The long history of planning in India is a narrative of the struggle against not shirking but, contending with the odium and embarrassment stemming from the alleged critique of describing the effort of planned development in terms of the logic of pressure group, the establishment of the hegemonic projection of goals and aspirations of the bourgeoisie in a transitional economy to be accepted voluntarily by the rest of the society. At another remove, the state, while exercising planning, was alleged to be the instrument of primary accumulation of capital in its attempt to strengthen the industrial base (which centered on the modern urban sector) at the expense of extracting surplus from the rural sector. Alongside this, the unveiling of the metamorphic role of the state got pronounced that became evident by its will to get connected to the people-nation not simply by subscribing to the forms of representative government based upon adult suffrage but by dint of a crucial modality of power, expressed in directing a programme of economic development via planning.[2]

The fundamental ideology of planning that it would help the country achieve self-reliance was best reflected in a coherent form till the middle of the 1960s until the wars, droughts and subsequently the pressures from the propertied classes backed by the international lobbies associated with the US Government succeeded in abandoning the framework of planning which though, was reinstated, lost the vigour and spirit embedded in the past.[3]

Writing in the late 1980s Sukhamoy Chakravarty left a note of caution—"Neither the recently discussed virtues of the free market mechanism nor the earlier panacea of central planning would appear to carry much conviction today. Societies grow in historical time characterised by irreversibilities, and 'history does not perform controlled experiments for our benefit......... However, the need for flexible adaptable operating mechanisms is very much there.... there has to be a much greater degree of political consensus on what is attempted. India benefited from this in the first decade of planning. It is still greatly needed in the remaining years of this century. No facile conclusion is warranted".[4]

NITI AAYOG was inflicted upon as a means to better serve the needs and aspirations of the people of India in a changing environment surrounded by the blooming market economy, growing prospect of the Indian economy to contribute to the global dynamics and evolving States of the Union of India from being mere appendages of the Centre, to being the actual drivers of national development.

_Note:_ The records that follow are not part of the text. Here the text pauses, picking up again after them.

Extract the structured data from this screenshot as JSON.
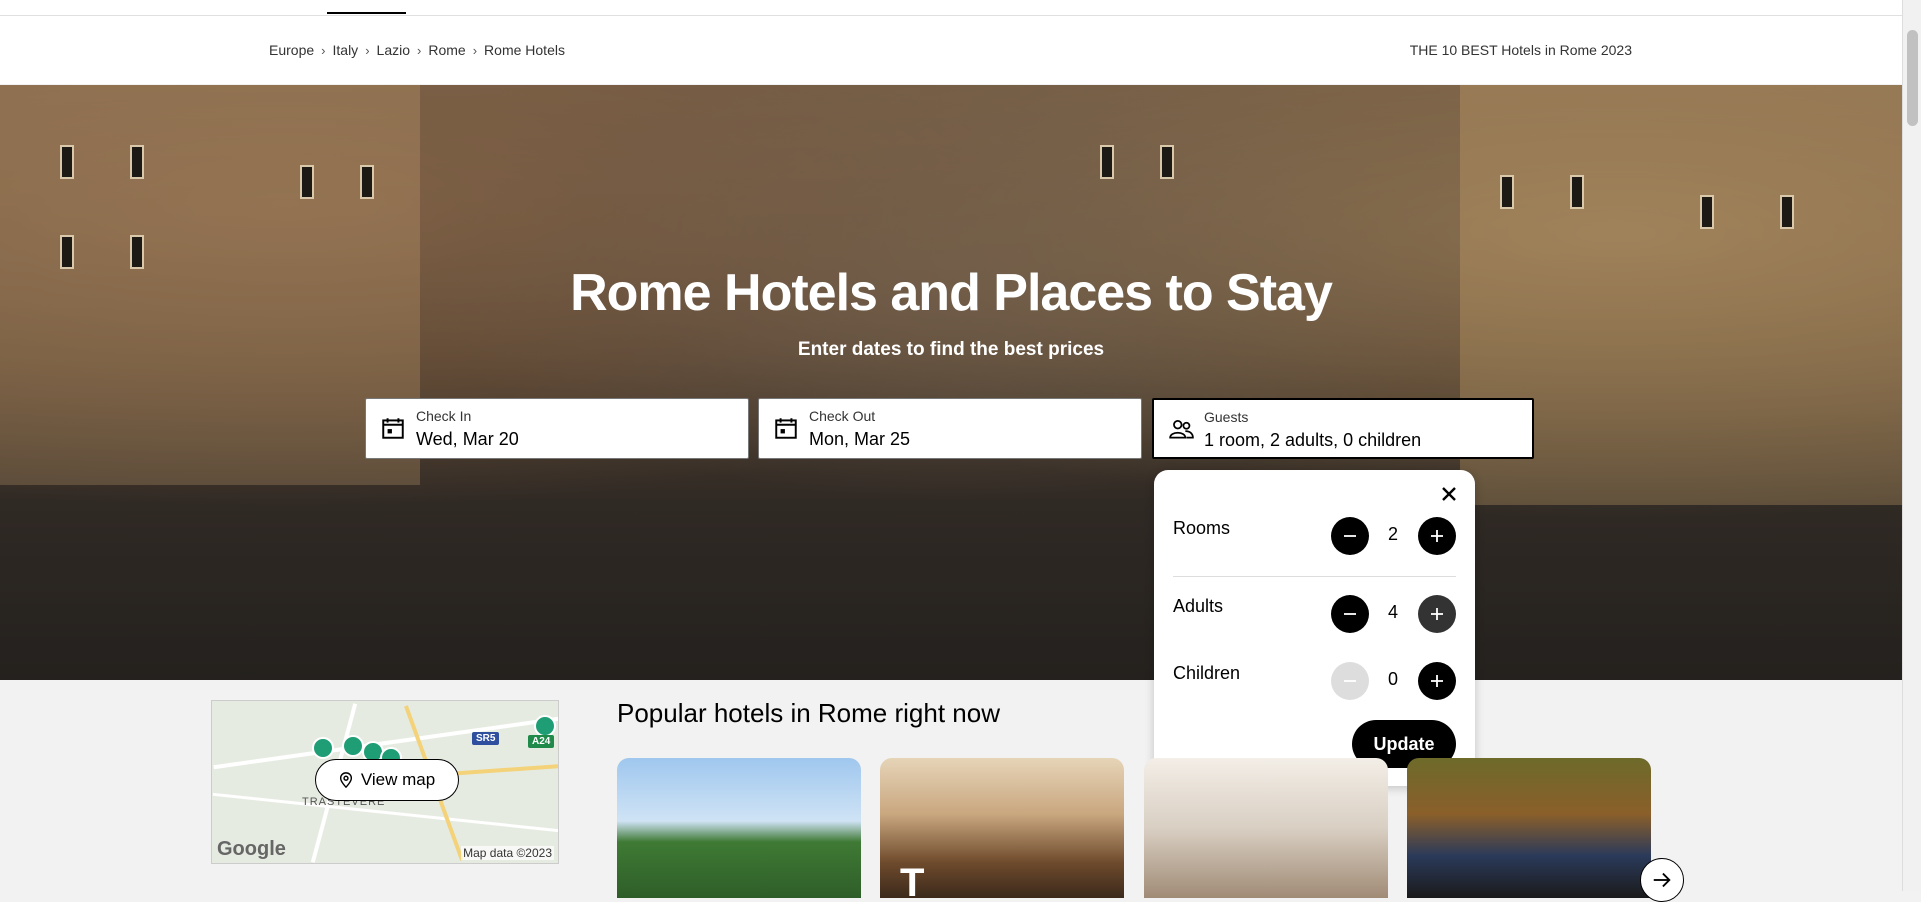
{
  "breadcrumb": {
    "items": [
      "Europe",
      "Italy",
      "Lazio",
      "Rome",
      "Rome Hotels"
    ],
    "separator": "›",
    "right_text": "THE 10 BEST Hotels in Rome 2023"
  },
  "hero": {
    "title": "Rome Hotels and Places to Stay",
    "subtitle": "Enter dates to find the best prices",
    "check_in": {
      "label": "Check In",
      "value": "Wed, Mar 20",
      "icon": "calendar-icon"
    },
    "check_out": {
      "label": "Check Out",
      "value": "Mon, Mar 25",
      "icon": "calendar-icon"
    },
    "guests": {
      "label": "Guests",
      "value": "1 room, 2 adults, 0 children",
      "icon": "people-icon"
    }
  },
  "guests_popup": {
    "rows": [
      {
        "label": "Rooms",
        "count": "2"
      },
      {
        "label": "Adults",
        "count": "4"
      },
      {
        "label": "Children",
        "count": "0"
      }
    ],
    "update_label": "Update"
  },
  "map": {
    "button_label": "View map",
    "district": "TRASTEVERE",
    "road_tags": [
      "SR5",
      "A24"
    ],
    "logo": "Google",
    "attribution": "Map data ©2023"
  },
  "popular": {
    "title": "Popular hotels in Rome right now",
    "card2_text": "T"
  },
  "colors": {
    "accent": "#000000",
    "map_pin": "#1f9d74"
  }
}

Let us be hopeful yet the questions persist—'better' relative to what? Who are the 'people'? What are these 'needs' and 'aspirations'? Whose needs? Whose inspirations? Resolving these issues required meaningful discussion and debate, instead the country experienced sudden demise of planning in India although the history of planning in this country abounds with that archetype of discussion and debate.

An extended discussion is pending and it is not futile to remember what Richard S Eckaus remarked while writing about planning in India in the late 1960s—"Indian planning is an open process. Much of the controversy and the debates that accompany the preparation of the plans are public. The initial aggregate calculations and assumptions are either explicitly stated or readily deducible, and the makers of the plans are not only sensitive but responsive to criticism and suggestions from a wide variety of national and international sources. From original formulation through successive modifications to parliamentary presentation, plan making in India has evolved as a responsive democratic political process".[5]

1.      Cambridge Economic History of India (1983), Vol.2.
2       Chatterjee, Partha (1998): Development Planning and the Indian State in Partha Chatterjee (ed) "Slate and Politics in India", 271-298, Oxford University Press, New Delhi.
3.      Bagchi, Amiya Kumar (1984) : "Towards a Political Economy of Planning in India", Contributions to Political Economy, 3, 13-38.
4.      Chakravarty Sukhamoy (1987): Development Planning: the Indian Experience, Oxford University Press, New Delhi.
5        Eckaus, Richard S : Planning in India. 1967,

Vol. 50, No.23, Dec 10 - 16, 2017